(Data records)
────────────────

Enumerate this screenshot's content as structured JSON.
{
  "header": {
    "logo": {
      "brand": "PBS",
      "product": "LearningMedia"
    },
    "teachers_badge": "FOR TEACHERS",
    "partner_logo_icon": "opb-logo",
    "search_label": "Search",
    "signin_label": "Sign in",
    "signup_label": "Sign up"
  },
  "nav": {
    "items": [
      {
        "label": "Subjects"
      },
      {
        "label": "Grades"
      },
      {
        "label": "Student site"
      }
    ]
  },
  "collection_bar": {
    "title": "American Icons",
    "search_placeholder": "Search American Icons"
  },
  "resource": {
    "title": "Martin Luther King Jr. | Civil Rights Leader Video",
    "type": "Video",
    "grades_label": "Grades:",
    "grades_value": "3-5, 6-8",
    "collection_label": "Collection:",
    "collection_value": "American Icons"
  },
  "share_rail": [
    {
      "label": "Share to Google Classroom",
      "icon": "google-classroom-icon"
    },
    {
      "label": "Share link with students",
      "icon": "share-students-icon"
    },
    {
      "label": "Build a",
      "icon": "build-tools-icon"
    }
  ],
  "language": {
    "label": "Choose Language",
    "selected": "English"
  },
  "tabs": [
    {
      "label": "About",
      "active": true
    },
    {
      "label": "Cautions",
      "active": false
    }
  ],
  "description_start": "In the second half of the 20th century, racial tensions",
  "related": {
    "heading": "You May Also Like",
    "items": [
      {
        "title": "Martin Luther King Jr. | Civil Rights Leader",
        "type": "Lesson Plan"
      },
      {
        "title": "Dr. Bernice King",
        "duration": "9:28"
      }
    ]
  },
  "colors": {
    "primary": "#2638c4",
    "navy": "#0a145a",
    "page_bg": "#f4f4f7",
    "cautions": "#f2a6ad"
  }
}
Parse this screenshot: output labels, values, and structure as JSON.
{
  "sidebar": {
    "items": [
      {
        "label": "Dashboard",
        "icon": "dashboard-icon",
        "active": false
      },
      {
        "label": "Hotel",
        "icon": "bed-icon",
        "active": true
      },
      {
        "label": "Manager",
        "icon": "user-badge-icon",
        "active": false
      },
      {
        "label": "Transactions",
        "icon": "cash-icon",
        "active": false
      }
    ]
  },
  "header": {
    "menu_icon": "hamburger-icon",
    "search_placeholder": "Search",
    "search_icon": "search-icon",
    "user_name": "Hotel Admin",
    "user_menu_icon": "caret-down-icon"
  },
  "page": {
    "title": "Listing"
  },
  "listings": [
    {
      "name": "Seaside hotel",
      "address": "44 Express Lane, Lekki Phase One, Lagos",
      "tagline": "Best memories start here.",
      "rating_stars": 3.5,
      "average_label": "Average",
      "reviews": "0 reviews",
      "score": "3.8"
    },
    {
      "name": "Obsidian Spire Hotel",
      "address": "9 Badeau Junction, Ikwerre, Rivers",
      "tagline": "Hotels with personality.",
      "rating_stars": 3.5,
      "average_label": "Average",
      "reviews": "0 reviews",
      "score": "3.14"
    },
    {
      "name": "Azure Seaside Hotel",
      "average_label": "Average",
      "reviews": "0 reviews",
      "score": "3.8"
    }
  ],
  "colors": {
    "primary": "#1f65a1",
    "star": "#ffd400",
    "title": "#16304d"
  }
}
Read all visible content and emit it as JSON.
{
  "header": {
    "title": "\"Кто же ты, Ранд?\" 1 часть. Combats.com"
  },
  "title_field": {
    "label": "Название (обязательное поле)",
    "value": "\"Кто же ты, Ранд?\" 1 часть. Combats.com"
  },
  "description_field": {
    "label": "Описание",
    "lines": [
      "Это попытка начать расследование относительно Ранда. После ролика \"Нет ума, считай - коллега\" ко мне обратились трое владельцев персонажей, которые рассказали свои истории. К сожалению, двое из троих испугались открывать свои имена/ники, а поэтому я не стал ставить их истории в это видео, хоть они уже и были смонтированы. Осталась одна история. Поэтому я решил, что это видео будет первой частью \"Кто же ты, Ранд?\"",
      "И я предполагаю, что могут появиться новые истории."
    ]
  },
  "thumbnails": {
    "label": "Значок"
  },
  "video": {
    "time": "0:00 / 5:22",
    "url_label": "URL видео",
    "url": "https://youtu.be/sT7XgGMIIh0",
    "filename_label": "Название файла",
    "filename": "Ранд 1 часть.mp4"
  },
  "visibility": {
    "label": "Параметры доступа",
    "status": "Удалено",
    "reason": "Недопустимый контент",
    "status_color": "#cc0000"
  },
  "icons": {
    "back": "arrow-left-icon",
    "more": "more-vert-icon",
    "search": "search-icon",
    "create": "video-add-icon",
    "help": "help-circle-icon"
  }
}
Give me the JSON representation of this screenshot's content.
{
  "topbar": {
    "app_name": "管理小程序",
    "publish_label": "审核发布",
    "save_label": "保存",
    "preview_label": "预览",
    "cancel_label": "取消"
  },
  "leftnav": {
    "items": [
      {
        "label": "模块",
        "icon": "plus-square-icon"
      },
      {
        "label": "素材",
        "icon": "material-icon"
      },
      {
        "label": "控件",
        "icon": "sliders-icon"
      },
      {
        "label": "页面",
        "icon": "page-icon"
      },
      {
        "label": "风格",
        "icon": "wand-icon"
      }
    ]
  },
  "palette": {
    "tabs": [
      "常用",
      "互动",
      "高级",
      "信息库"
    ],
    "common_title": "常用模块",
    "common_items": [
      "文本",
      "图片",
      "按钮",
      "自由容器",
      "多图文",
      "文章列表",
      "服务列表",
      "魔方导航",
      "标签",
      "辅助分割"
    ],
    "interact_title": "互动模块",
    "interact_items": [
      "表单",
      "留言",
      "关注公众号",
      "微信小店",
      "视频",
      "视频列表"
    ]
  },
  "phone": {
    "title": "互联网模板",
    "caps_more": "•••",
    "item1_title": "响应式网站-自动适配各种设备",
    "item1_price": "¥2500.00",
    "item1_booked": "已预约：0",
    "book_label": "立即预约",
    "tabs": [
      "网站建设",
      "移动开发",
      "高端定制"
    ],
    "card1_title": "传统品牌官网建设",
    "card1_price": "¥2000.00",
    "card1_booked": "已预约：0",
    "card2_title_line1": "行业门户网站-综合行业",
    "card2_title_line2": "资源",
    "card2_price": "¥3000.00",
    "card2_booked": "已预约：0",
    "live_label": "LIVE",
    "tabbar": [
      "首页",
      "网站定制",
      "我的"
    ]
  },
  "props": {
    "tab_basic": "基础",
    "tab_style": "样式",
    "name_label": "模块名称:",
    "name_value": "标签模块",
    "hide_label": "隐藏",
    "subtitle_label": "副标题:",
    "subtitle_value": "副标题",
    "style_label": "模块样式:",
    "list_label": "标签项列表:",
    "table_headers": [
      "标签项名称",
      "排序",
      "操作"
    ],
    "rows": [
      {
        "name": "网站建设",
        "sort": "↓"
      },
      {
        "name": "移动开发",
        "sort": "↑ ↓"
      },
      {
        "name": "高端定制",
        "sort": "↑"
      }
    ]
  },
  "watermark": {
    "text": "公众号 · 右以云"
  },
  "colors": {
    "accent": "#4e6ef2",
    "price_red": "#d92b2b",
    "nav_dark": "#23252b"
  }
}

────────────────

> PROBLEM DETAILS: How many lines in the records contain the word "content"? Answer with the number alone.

> RESPONSE: 3